From the elite and imperious Hogwarts, to the brutal hot-house boarding school in If…, popular culture has done a great deal to help people form a peculiar and distinctly coloured idea of what an independent school is like. Elite, exclusive, unwelcoming… the image of independent schools as crusty old insular institutions endures to this day.
But is it in any way fair?
According to the Scottish Council of Independent Schools, independent schools are far more accessible and inclusive than many might think.
Here, we dispel the myths surrounding the popular image of independent schools.
Myth: They’re for rich families
Reality: Children from all kinds of backgrounds attend independent school, and schools are sensitive to the sacrifices many parents make in order to afford their child’s school fees.
In Scotland, a quarter of the children attending independent schools receive financial assistance with three per cent having all of their fees paid by one school. Bursaries are available to assist families with lower incomes, while scholarships are awarded to children who have demonstrated outstanding academic, sporting or artistic potential, or general excellence.
Myth: They don’t encourage children to be part of community
Reality: Many Scottish independent schools have working relationships with charities, which pupils are enlisted to work with and fundraise for.
Some have educational projects in far-flung countries like Africa and beyond, again working to encourage children to contribute to the world around them.

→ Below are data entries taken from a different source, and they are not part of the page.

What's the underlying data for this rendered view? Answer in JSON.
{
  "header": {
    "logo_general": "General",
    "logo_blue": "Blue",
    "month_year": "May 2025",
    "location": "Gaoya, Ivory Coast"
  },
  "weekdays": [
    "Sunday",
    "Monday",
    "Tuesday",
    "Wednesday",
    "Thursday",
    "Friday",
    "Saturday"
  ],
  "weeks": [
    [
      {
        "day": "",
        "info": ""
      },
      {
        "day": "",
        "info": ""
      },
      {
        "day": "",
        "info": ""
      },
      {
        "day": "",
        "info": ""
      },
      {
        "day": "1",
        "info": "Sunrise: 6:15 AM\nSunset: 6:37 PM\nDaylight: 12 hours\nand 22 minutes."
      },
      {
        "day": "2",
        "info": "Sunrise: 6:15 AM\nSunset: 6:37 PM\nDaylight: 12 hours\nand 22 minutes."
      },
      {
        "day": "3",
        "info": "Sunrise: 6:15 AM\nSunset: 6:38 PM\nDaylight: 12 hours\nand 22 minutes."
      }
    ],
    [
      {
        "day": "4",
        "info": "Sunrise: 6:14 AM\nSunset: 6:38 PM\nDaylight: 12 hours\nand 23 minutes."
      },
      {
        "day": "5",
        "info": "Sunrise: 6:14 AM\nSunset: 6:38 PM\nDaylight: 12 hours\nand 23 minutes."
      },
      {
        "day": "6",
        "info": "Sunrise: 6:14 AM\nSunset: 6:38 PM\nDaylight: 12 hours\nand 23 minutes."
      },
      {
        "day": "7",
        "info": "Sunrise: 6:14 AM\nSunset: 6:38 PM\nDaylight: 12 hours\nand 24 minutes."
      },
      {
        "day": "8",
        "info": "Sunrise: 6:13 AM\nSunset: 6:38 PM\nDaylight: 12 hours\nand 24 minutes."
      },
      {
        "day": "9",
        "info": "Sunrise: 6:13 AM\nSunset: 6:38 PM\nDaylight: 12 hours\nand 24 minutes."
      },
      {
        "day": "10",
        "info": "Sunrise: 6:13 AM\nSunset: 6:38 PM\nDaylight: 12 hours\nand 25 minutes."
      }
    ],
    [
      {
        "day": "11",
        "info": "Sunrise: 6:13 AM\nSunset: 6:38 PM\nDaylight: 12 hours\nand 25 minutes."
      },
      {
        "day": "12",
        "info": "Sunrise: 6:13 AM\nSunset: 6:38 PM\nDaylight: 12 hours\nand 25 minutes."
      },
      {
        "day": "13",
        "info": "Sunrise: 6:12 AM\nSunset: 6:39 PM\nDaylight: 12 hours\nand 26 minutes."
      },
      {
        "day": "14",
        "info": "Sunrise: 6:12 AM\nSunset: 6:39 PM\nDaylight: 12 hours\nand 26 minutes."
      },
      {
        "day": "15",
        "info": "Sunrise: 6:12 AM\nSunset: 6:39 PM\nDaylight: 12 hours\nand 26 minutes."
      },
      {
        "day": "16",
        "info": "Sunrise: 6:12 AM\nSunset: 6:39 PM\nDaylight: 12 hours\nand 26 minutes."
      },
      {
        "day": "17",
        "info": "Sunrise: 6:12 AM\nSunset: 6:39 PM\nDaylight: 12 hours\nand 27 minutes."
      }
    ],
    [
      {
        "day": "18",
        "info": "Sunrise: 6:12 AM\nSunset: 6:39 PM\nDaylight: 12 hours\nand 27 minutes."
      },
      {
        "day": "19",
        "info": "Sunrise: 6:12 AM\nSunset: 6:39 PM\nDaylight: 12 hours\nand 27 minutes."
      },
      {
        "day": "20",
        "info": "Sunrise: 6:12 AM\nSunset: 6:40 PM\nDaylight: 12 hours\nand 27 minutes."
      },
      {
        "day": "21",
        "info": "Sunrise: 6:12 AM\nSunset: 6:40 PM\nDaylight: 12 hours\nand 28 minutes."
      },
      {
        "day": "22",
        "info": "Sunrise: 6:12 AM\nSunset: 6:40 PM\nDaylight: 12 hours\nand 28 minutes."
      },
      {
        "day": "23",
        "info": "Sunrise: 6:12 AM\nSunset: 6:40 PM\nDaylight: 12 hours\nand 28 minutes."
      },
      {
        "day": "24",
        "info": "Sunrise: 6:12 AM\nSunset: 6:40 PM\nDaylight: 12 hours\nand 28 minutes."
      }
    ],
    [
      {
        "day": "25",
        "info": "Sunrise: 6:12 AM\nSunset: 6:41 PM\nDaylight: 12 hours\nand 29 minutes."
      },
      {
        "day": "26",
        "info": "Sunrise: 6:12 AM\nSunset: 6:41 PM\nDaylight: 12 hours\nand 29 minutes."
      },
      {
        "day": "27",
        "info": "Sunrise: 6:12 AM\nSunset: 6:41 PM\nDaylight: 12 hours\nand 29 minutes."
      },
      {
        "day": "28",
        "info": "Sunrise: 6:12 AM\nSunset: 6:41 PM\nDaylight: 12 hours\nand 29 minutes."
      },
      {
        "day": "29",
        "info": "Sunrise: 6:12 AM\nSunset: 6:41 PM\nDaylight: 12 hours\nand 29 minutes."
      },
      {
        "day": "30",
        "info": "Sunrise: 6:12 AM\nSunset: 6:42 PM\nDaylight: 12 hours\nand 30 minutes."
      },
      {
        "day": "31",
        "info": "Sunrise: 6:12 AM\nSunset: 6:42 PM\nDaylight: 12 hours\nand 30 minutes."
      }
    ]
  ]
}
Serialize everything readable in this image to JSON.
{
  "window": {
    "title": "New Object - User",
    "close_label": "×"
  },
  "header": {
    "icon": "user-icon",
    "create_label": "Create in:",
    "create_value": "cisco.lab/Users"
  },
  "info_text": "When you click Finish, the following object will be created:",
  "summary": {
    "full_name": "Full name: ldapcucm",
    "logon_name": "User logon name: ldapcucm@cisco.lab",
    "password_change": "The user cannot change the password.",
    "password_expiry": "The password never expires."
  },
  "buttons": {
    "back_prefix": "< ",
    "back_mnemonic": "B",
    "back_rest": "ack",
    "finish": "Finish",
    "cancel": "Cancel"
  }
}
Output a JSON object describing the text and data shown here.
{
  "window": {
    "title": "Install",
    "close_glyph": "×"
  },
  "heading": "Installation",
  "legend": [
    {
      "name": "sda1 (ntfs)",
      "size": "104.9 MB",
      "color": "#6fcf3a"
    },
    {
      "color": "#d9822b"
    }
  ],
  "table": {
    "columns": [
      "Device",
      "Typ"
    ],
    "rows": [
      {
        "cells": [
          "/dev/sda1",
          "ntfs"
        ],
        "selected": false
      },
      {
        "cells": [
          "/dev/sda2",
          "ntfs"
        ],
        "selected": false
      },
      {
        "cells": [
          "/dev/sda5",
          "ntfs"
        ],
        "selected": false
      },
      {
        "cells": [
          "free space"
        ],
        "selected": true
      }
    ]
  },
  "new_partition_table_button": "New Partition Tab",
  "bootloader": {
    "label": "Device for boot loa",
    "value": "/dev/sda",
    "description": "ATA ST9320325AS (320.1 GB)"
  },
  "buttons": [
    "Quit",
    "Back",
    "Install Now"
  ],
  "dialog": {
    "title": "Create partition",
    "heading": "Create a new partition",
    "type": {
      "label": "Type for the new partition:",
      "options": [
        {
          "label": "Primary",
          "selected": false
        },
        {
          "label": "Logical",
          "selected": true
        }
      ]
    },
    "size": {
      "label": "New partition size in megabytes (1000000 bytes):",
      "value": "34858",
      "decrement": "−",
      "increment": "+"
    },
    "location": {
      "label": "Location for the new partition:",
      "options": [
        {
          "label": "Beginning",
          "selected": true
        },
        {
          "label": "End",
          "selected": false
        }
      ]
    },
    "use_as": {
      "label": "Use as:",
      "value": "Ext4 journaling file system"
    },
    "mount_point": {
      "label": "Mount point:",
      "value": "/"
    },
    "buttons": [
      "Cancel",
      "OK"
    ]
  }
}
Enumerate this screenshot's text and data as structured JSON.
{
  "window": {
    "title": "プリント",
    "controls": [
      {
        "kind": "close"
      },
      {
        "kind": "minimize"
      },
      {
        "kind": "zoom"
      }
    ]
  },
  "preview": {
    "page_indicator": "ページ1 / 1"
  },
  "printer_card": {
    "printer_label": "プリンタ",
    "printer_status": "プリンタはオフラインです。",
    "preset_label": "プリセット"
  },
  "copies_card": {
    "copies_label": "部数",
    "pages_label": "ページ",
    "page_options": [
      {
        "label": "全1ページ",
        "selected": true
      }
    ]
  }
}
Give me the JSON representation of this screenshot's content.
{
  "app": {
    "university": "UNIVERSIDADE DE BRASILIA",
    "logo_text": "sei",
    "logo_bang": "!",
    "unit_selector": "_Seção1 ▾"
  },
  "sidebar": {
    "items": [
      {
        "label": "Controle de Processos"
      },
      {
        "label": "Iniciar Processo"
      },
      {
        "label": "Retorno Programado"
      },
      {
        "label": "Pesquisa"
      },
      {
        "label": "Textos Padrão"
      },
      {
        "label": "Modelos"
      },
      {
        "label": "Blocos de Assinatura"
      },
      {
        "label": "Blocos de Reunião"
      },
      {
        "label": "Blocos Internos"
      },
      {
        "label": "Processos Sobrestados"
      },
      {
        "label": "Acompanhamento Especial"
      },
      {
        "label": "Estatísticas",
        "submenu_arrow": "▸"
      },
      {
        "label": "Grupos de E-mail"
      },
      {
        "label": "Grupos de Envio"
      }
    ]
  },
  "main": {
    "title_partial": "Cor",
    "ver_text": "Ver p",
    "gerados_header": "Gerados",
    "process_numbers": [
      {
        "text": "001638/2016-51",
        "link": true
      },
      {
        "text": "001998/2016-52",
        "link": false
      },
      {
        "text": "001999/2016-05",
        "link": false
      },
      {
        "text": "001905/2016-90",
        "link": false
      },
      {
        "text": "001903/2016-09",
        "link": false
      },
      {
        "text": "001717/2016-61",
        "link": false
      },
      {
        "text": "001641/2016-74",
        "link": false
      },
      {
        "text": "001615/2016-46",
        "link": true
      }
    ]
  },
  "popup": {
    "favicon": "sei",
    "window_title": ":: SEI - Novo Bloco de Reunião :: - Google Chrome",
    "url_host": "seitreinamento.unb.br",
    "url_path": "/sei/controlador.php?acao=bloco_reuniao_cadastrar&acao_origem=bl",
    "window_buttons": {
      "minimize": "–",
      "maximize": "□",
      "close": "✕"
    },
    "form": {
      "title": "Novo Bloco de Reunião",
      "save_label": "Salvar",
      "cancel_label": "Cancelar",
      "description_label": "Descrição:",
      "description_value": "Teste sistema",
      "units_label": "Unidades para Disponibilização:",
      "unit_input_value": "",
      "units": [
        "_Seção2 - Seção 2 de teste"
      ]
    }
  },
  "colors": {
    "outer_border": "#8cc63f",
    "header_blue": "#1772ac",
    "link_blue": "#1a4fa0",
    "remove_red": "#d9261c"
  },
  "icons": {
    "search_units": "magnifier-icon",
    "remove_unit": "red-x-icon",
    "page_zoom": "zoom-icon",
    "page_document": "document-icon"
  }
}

Pupils are also encouraged to take part in extra-curricular activities that ensure they have a feel for the real world, too, such as community service, the Duke of Edinburgh award and outdoor education.
Myth: They’re for very clever kids
Reality: Independent schools are renowned for having a high level of academic attainment and for a high percentage of pupils going on to university. But that by no means limits the school’s attendees to the academically gifted.
A wide variety of subjects are available, from Latin, to drama, politics to computer science, meaning children can thrive in whatever field they display a passion or aptitude for.
Additionally, being able to achieve qualifications from a variety of examination boards, including Scottish Qualifications Authority exams, GCSEs, A-levels and the International Baccalaureate, is an egalitarian means of encouraging pupils towards success: it allows greater scope for them to turn their interests into qualifications.
Myth: They’re rugby playing boy clubs.
Reality: 49 per cent of all independent school attendees are girls.
And while you can certainly play rugby at independent schools if you want to, it is by no means mandatory or the only extra-curricular activity available. There are myriad sports and activities on offer, including some that you’d struggle to find the opportunity for elsewhere. At Gordounston, for example, pupils spend time crewing the school yacht, while Strathallan has a clay pigeon shooting academy and Kilgraston has an on-site equestrian centre.
Parents are often surprised to learn many independent schools have very strong football teams.
Past-times are not limited to sports, either. Many creative activities are available, from orchestras, drama clubs, musical theatre, to all manner of societies.
Myth: They’re elitist and lack diversity
Reality: You may well end up with a more diverse culture mix at an independent school than a state school: a third of the pupils at independent boarding schools in Scotland are overseas students, hailing from Spain, Germany, Russia, China, among others. There are students and teachers of all ethnic and religious backgrounds. This makes for a vibrant, modern community that reflects the real world and encourages tolerance and understanding of differing cultures.
Myth: They’re impersonal
Reality: It’s quite the opposite. Smaller pupil to teacher ratios (on average, there is one teacher for every eight pupils attending an independent school in Scotland) means that children benefit from close attention and a more personalised learning environment.
To find out more about independent schools in Scotland, visit www.scis.org.uk